The PEEL DEAL: PART 2
See Part 1 – Peel Holdings Incinerator Disgrace – click here…
Flood Risk Versus Economic Development?
Sluice Gates? Sluice Gates have never been so controversial. Indeed, last week there was a 43 page High Court judgement that delved into every definition of sluice gates conceivable, as Mrs Justice Lang ruled that the Environment Agency had got its classification wrong.
Her ruling has vast implications for Salford and beyond as, unless the Environment Agency successfully appeals, the Flood Zone around the Manchester Ship Canal will have to be downgraded, making it easier for Peel Holdings to stick its concrete developments up all along the 36 miles of the Ship Canal banks, which runs from Salford Quays and MediaCItyUK to Barton and beyond.
Sluice Gates? They are the things that, with locks, regulate water levels, and there's five sets of them along the Manchester Ship Canal. The main question was whether these sluice gates can be classed as formal flood defences or not.

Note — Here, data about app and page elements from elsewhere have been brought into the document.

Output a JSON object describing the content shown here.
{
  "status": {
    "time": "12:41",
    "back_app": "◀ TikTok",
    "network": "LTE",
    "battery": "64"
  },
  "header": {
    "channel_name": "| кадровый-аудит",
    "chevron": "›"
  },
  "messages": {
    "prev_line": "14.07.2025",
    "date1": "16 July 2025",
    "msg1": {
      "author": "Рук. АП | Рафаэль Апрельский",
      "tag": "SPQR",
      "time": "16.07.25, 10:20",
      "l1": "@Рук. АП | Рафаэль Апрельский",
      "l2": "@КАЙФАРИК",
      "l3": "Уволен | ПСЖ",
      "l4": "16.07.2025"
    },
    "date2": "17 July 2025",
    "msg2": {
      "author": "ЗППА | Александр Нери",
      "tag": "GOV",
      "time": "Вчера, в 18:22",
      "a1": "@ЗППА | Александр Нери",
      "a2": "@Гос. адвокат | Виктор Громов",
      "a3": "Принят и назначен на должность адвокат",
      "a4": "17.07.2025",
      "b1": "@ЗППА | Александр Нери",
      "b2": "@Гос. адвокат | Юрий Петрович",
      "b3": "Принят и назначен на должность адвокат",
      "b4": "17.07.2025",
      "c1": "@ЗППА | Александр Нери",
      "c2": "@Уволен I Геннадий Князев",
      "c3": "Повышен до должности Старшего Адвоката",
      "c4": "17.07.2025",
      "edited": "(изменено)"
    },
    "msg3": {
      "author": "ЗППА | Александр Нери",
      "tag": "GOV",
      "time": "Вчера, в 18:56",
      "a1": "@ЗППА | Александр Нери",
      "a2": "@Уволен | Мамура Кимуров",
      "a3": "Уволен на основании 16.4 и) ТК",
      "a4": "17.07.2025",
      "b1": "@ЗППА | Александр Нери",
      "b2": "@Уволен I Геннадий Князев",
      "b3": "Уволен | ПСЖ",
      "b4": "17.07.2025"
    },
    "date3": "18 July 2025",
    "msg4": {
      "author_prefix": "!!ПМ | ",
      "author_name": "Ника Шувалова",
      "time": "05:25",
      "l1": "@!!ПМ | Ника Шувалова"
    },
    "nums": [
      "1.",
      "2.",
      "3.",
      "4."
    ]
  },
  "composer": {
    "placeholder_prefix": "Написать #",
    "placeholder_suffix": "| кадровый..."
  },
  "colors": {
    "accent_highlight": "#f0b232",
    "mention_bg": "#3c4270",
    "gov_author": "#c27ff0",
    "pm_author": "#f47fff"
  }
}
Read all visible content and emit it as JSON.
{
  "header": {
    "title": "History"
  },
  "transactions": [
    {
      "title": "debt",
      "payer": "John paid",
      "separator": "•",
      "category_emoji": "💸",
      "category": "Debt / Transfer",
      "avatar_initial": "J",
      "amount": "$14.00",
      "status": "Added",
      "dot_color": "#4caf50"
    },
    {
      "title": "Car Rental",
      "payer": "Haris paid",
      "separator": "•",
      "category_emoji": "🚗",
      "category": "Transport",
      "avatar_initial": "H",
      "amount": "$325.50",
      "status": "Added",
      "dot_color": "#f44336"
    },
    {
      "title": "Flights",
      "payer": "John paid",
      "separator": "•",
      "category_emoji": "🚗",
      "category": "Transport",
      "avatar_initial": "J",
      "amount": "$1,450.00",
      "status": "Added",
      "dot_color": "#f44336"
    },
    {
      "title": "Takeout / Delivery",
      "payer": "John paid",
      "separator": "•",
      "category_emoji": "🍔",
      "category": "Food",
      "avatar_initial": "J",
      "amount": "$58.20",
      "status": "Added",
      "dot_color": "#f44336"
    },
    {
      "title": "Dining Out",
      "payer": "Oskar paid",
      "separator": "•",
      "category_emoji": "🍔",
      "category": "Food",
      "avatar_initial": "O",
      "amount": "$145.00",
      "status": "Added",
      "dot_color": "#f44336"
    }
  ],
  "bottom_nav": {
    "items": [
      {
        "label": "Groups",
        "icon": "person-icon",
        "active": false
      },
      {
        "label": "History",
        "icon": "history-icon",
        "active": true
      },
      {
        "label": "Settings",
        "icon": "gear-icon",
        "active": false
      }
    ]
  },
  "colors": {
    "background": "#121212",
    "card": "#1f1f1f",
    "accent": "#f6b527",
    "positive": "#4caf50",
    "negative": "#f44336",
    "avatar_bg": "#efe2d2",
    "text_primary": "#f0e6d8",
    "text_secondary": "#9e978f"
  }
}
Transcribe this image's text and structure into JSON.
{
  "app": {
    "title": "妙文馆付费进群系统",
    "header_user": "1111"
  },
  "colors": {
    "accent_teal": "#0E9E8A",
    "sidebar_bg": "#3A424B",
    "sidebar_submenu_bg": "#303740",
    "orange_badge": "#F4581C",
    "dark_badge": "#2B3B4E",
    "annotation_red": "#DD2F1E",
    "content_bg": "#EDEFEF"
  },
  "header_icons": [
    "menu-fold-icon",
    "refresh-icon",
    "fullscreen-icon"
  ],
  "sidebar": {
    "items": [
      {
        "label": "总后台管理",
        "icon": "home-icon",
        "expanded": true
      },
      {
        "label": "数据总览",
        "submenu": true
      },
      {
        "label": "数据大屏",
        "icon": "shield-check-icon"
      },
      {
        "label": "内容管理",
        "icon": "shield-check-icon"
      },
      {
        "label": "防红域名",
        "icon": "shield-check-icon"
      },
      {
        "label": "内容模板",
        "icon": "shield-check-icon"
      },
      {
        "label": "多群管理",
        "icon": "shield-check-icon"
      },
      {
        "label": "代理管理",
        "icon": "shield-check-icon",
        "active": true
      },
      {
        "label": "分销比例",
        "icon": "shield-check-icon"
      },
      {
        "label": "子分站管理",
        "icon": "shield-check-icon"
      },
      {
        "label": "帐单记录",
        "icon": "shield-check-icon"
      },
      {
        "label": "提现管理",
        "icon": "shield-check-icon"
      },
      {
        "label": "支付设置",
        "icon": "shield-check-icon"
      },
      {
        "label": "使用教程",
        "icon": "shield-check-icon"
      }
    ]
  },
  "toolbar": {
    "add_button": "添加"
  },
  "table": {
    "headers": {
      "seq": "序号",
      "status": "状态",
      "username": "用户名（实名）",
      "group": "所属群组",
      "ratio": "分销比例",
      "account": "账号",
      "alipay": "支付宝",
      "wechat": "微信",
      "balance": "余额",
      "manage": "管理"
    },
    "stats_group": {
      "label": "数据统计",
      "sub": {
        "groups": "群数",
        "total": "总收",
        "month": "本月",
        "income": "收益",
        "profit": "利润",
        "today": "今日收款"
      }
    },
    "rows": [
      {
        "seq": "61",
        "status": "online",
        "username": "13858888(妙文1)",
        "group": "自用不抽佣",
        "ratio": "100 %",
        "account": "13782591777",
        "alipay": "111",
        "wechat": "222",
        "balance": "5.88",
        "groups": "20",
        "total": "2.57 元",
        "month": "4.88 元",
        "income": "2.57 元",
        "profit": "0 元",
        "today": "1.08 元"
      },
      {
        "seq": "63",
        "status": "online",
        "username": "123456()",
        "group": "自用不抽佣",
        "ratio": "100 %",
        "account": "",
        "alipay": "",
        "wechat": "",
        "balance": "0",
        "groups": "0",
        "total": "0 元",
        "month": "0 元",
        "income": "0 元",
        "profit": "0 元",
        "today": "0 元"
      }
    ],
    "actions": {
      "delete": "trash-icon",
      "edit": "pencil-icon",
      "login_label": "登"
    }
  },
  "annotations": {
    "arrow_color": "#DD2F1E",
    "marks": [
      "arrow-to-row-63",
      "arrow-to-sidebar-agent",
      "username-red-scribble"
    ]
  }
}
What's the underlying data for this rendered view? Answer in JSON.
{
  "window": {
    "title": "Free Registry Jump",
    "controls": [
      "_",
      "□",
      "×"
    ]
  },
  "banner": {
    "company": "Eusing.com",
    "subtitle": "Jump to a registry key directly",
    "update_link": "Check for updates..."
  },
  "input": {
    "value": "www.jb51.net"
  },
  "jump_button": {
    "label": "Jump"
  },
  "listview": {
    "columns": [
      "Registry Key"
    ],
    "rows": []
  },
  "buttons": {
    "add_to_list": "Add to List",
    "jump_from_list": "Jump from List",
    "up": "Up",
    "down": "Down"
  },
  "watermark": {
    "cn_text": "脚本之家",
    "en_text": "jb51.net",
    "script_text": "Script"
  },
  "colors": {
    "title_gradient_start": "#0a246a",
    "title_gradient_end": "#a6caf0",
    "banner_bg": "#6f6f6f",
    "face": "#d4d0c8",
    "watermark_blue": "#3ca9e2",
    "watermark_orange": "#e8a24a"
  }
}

If they are formal flood defences - which is how the Environment Agency defined them - under Government Policy Statement PPS25 they have to be disregarded when assessing flood risk, with an assumption that they don't work and remain closed at time of flooding. This puts the whole area around the Canal in Flood Zone 3a, with a High Probability of flooding – thus obliging Salford and Trafford councils to turn down most developments in the zone.
If the sluices aren't formal flood defences then, under the same Government policy, they are assumed to be working at times of flooding, putting the area in the lesser Flood Zone 2, with a Medium Probability of flooding.
As the Judge's report points out, Peel owns 300 acres of land in the vicinity of the Canal, and "much of this land is either developed or available for development…Designation in Flood Zone 3a adversely affects the value of the land because it reduces its development potential…"
The case in point was Pomona Island on the Trafford side of the Canal where Peel plans for 1500 dwellings had no chance of getting planning permission once the area had been classified as 3a.
The only way that the expert Environment Agency's decision to classify the area as Flood Zone 3a could be challenged was if it was deemed to be `irrational or perverse'.
The Judge ruled that, because the primary purpose of the sluices was not flood defence but to regulate water, while "sluices make a valuable contribution to flood reduction" they are not formal flood defences, and the Environment Agency's decision was therefore `irrational'.
The decision has cost tax payers 70% of Peel Holdings' costs and an `interim payment' of £55,000. Plus the floodgates are now open for Peel Holdings to concrete over vast swathes of the Manchester Ship Canal banks…
A story on Peels' barristers website 4-5 Gray's Inn Square, states that the new revision of the Flood Zones "will have (for Peel and other landowners) the highly beneficial effect that more land will fall within Flood Zone 2 so greatly increasing the prospect of its development".
A spokesperson for the Environment Agency said: "Following the court's judgment, we are considering our next steps and deciding whether or not to seek leave to appeal.
"Flood Zone 2 in the area of the Manchester Ship Canal remains unaffected by the judgement and it remains a requirement to conduct robust flood risk assessments in relation to local planning applications" the spokesperson added "We will be working closely with local authorities to ensure they are kept informed of any changes to the flood map, and to ensure they can interpret the map in relation to flood risk in the area surrounding the canal."
See Salford Flood Risk Map at the Environment Agency website - click here
PEEL DEAL PART 3 - How Many Jobs at Port Salford? Haven't we heard it all before with MediaCityUK? Coming soon...